The University of Iowa University of Iowa

Kuba Art and Rule

by Joseph Aurélien Cornet (1919 - 2004)
Formerly Institute for National Museums of Congo

The Kuba king presides over a conference, Democratic Republic of the Congo. Photograph by Angelo Turconi.
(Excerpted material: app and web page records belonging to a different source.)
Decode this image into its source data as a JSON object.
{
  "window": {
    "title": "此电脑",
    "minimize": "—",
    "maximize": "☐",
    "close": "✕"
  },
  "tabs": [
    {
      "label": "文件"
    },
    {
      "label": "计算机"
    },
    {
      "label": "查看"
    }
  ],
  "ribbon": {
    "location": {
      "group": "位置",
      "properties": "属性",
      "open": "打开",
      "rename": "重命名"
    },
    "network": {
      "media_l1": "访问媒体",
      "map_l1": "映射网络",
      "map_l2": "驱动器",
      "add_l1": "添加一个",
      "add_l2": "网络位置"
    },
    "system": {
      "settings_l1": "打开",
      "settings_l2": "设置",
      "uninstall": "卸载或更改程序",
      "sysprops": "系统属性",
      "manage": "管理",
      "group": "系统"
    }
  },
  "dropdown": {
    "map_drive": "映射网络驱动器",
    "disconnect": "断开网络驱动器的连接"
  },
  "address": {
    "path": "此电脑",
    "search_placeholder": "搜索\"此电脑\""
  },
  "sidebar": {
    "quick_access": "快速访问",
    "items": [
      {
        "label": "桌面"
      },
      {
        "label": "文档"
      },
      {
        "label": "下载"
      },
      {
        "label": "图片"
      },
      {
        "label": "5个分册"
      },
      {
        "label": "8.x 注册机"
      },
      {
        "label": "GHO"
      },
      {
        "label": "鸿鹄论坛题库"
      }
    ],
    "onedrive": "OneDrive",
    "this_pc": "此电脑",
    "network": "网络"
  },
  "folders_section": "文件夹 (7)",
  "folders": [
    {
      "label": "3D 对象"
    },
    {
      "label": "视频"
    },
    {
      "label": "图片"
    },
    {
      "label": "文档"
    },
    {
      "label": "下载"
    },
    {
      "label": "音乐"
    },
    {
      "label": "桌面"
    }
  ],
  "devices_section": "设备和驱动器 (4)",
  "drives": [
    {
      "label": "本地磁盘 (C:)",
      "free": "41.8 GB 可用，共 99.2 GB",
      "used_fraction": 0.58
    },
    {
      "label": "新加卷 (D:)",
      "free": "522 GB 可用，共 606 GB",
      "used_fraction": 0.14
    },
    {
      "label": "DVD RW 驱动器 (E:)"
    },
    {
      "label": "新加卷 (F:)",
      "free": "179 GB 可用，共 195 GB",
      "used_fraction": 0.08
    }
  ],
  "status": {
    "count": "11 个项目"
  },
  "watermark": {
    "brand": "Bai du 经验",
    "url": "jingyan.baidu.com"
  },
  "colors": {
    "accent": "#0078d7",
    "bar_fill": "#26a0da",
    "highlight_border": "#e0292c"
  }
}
If the king of the Kuba possesses absolute power, this power is effectively controlled, most especially by the senior officials and titleholders. The result is the importance and the frequency of conferences. In order to emphasize their independence, the titleholders never gather inside the palace, rather, they gather outside the enclosure. The large structure called nshool, which is visible behind the king, is the guardhouse or entry structure. At the time the photograph was taken the structures of the palace were not entirely completed. The king is the only one who has the right to a chair, everyone else is seated on mats. The king never speaks directly to the title holders, but has a spokesman, seated before him, who is one of a set of twins who hold this position. The titleholders are in a circle, each with his particular required costume, hairstyle, and accessories. Behind the king, a group of people from the court help with the meeting.